Of course you need to continually re-evaluate the marketplace as it shifts and consider options for future growth. In fact, the best growth stage CEOs with whom I’ve worked have all been adept at placing several “small bets” in areas adjacent to their core business, such as international markets, alternate forms of distribution and product extensions. But, these bets are best designed to avoid distraction from the core business, made with limited resources and killed quickly if they’re not working.
Professionalize Your Processes
As a growth stage company, your success is going to be measured on things like revenue growth, operating margin expansion, market share gains and the size of your total available market opportunity. Gone are the days when getting a product out on time, hitting cash burn targets, or hiring a key executive was considered a major victory.
With this shift in expectations, you need to invest in professionalizing the process of running your company. Perhaps most important here, you need to develop of set of metrics that really helps you assess the long term health of the business. Devise these metrics to give you early indicators, or warning signs, of what’s coming up ahead for the business. You may discover that additional capital, for instance, can be invested for high return and growth. Conversely, you may recognize the formula isn’t quite solved yet and that you need to keep iterating before pushing for rapid expansion.

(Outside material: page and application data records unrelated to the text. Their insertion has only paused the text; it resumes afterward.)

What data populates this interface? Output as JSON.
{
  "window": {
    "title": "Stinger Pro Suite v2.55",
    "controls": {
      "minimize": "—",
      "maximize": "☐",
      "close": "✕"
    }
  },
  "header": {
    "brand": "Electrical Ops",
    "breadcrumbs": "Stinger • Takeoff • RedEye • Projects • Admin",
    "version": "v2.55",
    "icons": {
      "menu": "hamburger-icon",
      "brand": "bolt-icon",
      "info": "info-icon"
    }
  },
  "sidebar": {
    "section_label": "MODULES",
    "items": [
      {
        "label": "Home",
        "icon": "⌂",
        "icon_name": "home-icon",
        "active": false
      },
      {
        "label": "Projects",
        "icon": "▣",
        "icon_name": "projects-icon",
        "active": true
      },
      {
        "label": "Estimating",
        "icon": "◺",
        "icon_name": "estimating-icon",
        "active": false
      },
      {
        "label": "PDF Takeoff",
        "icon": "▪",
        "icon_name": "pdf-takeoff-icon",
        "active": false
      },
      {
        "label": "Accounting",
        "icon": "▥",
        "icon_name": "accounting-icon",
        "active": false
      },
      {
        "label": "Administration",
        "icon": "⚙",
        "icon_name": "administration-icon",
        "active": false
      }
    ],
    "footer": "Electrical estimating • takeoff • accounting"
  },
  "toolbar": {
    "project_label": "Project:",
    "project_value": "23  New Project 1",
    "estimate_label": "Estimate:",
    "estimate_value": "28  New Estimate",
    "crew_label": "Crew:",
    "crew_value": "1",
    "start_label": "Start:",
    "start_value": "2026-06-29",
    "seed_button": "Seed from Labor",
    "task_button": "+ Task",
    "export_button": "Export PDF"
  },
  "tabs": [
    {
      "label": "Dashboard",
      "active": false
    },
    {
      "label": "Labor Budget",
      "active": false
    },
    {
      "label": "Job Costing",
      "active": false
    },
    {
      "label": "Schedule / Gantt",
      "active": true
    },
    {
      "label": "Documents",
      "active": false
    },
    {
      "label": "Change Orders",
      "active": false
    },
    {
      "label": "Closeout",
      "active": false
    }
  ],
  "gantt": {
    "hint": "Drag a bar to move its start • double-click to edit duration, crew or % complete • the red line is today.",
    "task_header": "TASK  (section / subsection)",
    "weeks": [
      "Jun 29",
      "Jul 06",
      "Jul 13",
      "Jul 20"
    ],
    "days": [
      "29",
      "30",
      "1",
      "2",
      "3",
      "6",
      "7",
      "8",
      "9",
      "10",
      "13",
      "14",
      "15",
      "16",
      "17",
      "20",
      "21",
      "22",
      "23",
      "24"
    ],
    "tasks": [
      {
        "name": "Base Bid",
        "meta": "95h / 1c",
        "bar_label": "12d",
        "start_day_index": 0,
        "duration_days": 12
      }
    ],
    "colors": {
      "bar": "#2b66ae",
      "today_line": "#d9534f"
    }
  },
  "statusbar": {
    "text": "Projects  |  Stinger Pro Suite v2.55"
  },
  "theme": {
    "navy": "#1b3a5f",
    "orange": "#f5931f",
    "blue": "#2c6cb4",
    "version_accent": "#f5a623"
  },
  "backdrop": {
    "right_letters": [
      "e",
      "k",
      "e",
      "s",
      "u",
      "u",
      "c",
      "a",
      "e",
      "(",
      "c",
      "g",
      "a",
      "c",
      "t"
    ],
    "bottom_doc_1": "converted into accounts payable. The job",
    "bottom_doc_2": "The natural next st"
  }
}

Although your start up culture might not have supported process professionalization, find a way to fuse your culture with the benefits of additional structure. Developing a robust budgeting process may not sound appealing, for example, but if it helps your company serve customers better and in a more timely manner, you’ll get buy in. Similarly, closing the books promptly after a reporting period will add stress on an organization, but if it helps attract new investors, you can link the arduous task to a win for the company.
Nobody said going long to build a highly successful company was easy! But, those in the growth stage who find and manage their hidden gems, nurture flywheels, stay focused and professionalize process will set themselves up for success.
February 11, 2013
Link to this post
My interview with Semil Shah on his “In the Studio” series on TechCrunch posted today. I really enjoyed discussing the state of growth stage venture capital and GGV’s China/US strategy, especially as it relates to China.
January 31, 2013
Link to this post